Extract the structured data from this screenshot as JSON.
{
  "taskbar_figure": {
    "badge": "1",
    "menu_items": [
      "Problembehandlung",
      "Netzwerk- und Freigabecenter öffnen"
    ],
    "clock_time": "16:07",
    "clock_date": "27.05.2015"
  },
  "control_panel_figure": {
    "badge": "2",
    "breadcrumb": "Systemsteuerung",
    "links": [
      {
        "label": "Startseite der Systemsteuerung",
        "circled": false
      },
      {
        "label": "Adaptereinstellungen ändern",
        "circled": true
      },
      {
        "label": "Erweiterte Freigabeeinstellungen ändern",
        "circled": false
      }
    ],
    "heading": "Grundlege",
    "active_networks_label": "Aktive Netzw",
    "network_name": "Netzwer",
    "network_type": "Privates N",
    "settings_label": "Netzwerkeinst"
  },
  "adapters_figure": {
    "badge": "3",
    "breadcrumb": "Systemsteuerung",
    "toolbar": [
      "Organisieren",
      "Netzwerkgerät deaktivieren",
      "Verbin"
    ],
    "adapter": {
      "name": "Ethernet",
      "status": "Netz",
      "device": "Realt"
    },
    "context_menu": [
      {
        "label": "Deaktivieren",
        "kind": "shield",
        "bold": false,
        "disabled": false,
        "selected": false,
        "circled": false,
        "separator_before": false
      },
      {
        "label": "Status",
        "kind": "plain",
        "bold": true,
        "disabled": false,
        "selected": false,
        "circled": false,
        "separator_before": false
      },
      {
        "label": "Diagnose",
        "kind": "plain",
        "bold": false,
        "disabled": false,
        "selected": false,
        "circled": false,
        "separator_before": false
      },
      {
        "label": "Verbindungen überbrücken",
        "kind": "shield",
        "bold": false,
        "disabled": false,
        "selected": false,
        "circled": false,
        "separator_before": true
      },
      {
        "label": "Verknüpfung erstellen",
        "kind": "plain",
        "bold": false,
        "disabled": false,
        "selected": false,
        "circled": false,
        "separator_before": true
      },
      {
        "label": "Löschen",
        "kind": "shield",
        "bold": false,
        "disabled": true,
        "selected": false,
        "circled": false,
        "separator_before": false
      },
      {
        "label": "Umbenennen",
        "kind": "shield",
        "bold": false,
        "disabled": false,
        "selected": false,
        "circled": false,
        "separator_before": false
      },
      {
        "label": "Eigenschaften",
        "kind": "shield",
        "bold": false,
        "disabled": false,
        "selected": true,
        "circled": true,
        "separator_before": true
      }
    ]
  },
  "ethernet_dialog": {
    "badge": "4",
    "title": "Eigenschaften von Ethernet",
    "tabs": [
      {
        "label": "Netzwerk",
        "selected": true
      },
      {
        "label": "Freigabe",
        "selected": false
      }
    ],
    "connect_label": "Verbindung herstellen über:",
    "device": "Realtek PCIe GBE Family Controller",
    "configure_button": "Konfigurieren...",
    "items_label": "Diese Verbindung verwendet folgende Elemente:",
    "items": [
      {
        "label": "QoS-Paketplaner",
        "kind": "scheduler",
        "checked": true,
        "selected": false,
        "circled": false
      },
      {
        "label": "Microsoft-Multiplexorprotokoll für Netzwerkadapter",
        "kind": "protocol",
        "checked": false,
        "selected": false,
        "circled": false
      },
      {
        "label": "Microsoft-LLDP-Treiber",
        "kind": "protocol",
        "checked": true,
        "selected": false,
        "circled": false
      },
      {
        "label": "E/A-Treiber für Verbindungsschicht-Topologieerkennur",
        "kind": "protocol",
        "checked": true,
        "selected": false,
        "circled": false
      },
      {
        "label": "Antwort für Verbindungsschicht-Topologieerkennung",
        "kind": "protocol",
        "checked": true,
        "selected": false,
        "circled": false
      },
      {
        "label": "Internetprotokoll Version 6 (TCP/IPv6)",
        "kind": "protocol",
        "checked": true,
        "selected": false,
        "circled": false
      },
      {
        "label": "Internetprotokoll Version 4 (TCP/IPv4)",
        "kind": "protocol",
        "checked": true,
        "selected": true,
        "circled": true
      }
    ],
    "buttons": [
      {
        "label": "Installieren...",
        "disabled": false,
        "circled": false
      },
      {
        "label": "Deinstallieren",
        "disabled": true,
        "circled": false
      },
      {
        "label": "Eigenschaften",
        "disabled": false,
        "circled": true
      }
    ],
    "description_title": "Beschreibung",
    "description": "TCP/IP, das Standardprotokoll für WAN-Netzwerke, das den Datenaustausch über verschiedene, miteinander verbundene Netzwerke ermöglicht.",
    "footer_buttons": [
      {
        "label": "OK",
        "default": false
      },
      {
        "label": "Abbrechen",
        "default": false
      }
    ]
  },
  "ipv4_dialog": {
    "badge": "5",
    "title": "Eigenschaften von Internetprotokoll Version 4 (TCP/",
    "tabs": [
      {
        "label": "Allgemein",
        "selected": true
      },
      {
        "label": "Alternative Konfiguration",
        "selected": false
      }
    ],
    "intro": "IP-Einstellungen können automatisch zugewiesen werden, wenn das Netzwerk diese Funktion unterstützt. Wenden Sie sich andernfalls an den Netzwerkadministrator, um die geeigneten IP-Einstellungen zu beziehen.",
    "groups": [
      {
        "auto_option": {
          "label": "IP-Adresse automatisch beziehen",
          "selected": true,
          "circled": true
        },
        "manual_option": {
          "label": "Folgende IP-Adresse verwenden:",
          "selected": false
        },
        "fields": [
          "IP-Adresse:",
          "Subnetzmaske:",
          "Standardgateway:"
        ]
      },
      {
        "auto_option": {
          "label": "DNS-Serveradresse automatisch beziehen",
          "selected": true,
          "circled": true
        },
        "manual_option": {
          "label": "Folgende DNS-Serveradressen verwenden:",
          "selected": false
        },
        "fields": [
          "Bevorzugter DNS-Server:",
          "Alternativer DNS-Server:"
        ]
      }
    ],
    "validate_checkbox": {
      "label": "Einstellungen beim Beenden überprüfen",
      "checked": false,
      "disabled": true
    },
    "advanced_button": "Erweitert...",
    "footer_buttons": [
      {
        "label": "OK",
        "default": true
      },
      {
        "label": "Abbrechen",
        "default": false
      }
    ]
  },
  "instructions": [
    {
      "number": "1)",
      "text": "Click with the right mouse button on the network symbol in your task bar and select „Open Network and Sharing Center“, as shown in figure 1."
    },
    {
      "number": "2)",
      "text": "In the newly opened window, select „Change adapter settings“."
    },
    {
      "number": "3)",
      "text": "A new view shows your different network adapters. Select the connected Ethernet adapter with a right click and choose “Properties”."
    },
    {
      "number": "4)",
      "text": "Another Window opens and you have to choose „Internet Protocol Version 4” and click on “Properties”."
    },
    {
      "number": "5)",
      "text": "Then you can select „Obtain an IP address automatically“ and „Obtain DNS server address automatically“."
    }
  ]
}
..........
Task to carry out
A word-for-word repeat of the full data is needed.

Exercise result
Extract the structured data from this screenshot as JSON.
{
  "taskbar_figure": {
    "badge": "1",
    "menu_items": [
      "Problembehandlung",
      "Netzwerk- und Freigabecenter öffnen"
    ],
    "clock_time": "16:07",
    "clock_date": "27.05.2015"
  },
  "control_panel_figure": {
    "badge": "2",
    "breadcrumb": "Systemsteuerung",
    "links": [
      {
        "label": "Startseite der Systemsteuerung",
        "circled": false
      },
      {
        "label": "Adaptereinstellungen ändern",
        "circled": true
      },
      {
        "label": "Erweiterte Freigabeeinstellungen ändern",
        "circled": false
      }
    ],
    "heading": "Grundlege",
    "active_networks_label": "Aktive Netzw",
    "network_name": "Netzwer",
    "network_type": "Privates N",
    "settings_label": "Netzwerkeinst"
  },
  "adapters_figure": {
    "badge": "3",
    "breadcrumb": "Systemsteuerung",
    "toolbar": [
      "Organisieren",
      "Netzwerkgerät deaktivieren",
      "Verbin"
    ],
    "adapter": {
      "name": "Ethernet",
      "status": "Netz",
      "device": "Realt"
    },
    "context_menu": [
      {
        "label": "Deaktivieren",
        "kind": "shield",
        "bold": false,
        "disabled": false,
        "selected": false,
        "circled": false,
        "separator_before": false
      },
      {
        "label": "Status",
        "kind": "plain",
        "bold": true,
        "disabled": false,
        "selected": false,
        "circled": false,
        "separator_before": false
      },
      {
        "label": "Diagnose",
        "kind": "plain",
        "bold": false,
        "disabled": false,
        "selected": false,
        "circled": false,
        "separator_before": false
      },
      {
        "label": "Verbindungen überbrücken",
        "kind": "shield",
        "bold": false,
        "disabled": false,
        "selected": false,
        "circled": false,
        "separator_before": true
      },
      {
        "label": "Verknüpfung erstellen",
        "kind": "plain",
        "bold": false,
        "disabled": false,
        "selected": false,
        "circled": false,
        "separator_before": true
      },
      {
        "label": "Löschen",
        "kind": "shield",
        "bold": false,
        "disabled": true,
        "selected": false,
        "circled": false,
        "separator_before": false
      },
      {
        "label": "Umbenennen",
        "kind": "shield",
        "bold": false,
        "disabled": false,
        "selected": false,
        "circled": false,
        "separator_before": false
      },
      {
        "label": "Eigenschaften",
        "kind": "shield",
        "bold": false,
        "disabled": false,
        "selected": true,
        "circled": true,
        "separator_before": true
      }
    ]
  },
  "ethernet_dialog": {
    "badge": "4",
    "title": "Eigenschaften von Ethernet",
    "tabs": [
      {
        "label": "Netzwerk",
        "selected": true
      },
      {
        "label": "Freigabe",
        "selected": false
      }
    ],
    "connect_label": "Verbindung herstellen über:",
    "device": "Realtek PCIe GBE Family Controller",
    "configure_button": "Konfigurieren...",
    "items_label": "Diese Verbindung verwendet folgende Elemente:",
    "items": [
      {
        "label": "QoS-Paketplaner",
        "kind": "scheduler",
        "checked": true,
        "selected": false,
        "circled": false
      },
      {
        "label": "Microsoft-Multiplexorprotokoll für Netzwerkadapter",
        "kind": "protocol",
        "checked": false,
        "selected": false,
        "circled": false
      },
      {
        "label": "Microsoft-LLDP-Treiber",
        "kind": "protocol",
        "checked": true,
        "selected": false,
        "circled": false
      },
      {
        "label": "E/A-Treiber für Verbindungsschicht-Topologieerkennur",
        "kind": "protocol",
        "checked": true,
        "selected": false,
        "circled": false
      },
      {
        "label": "Antwort für Verbindungsschicht-Topologieerkennung",
        "kind": "protocol",
        "checked": true,
        "selected": false,
        "circled": false
      },
      {
        "label": "Internetprotokoll Version 6 (TCP/IPv6)",
        "kind": "protocol",
        "checked": true,
        "selected": false,
        "circled": false
      },
      {
        "label": "Internetprotokoll Version 4 (TCP/IPv4)",
        "kind": "protocol",
        "checked": true,
        "selected": true,
        "circled": true
      }
    ],
    "buttons": [
      {
        "label": "Installieren...",
        "disabled": false,
        "circled": false
      },
      {
        "label": "Deinstallieren",
        "disabled": true,
        "circled": false
      },
      {
        "label": "Eigenschaften",
        "disabled": false,
        "circled": true
      }
    ],
    "description_title": "Beschreibung",
    "description": "TCP/IP, das Standardprotokoll für WAN-Netzwerke, das den Datenaustausch über verschiedene, miteinander verbundene Netzwerke ermöglicht.",
    "footer_buttons": [
      {
        "label": "OK",
        "default": false
      },
      {
        "label": "Abbrechen",
        "default": false
      }
    ]
  },
  "ipv4_dialog": {
    "badge": "5",
    "title": "Eigenschaften von Internetprotokoll Version 4 (TCP/",
    "tabs": [
      {
        "label": "Allgemein",
        "selected": true
      },
      {
        "label": "Alternative Konfiguration",
        "selected": false
      }
    ],
    "intro": "IP-Einstellungen können automatisch zugewiesen werden, wenn das Netzwerk diese Funktion unterstützt. Wenden Sie sich andernfalls an den Netzwerkadministrator, um die geeigneten IP-Einstellungen zu beziehen.",
    "groups": [
      {
        "auto_option": {
          "label": "IP-Adresse automatisch beziehen",
          "selected": true,
          "circled": true
        },
        "manual_option": {
          "label": "Folgende IP-Adresse verwenden:",
          "selected": false
        },
        "fields": [
          "IP-Adresse:",
          "Subnetzmaske:",
          "Standardgateway:"
        ]
      },
      {
        "auto_option": {
          "label": "DNS-Serveradresse automatisch beziehen",
          "selected": true,
          "circled": true
        },
        "manual_option": {
          "label": "Folgende DNS-Serveradressen verwenden:",
          "selected": false
        },
        "fields": [
          "Bevorzugter DNS-Server:",
          "Alternativer DNS-Server:"
        ]
      }
    ],
    "validate_checkbox": {
      "label": "Einstellungen beim Beenden überprüfen",
      "checked": false,
      "disabled": true
    },
    "advanced_button": "Erweitert...",
    "footer_buttons": [
      {
        "label": "OK",
        "default": true
      },
      {
        "label": "Abbrechen",
        "default": false
      }
    ]
  },
  "instructions": [
    {
      "number": "1)",
      "text": "Click with the right mouse button on the network symbol in your task bar and select „Open Network and Sharing Center“, as shown in figure 1."
    },
    {
      "number": "2)",
      "text": "In the newly opened window, select „Change adapter settings“."
    },
    {
      "number": "3)",
      "text": "A new view shows your different network adapters. Select the connected Ethernet adapter with a right click and choose “Properties”."
    },
    {
      "number": "4)",
      "text": "Another Window opens and you have to choose „Internet Protocol Version 4” and click on “Properties”."
    },
    {
      "number": "5)",
      "text": "Then you can select „Obtain an IP address automatically“ and „Obtain DNS server address automatically“."
    }
  ]
}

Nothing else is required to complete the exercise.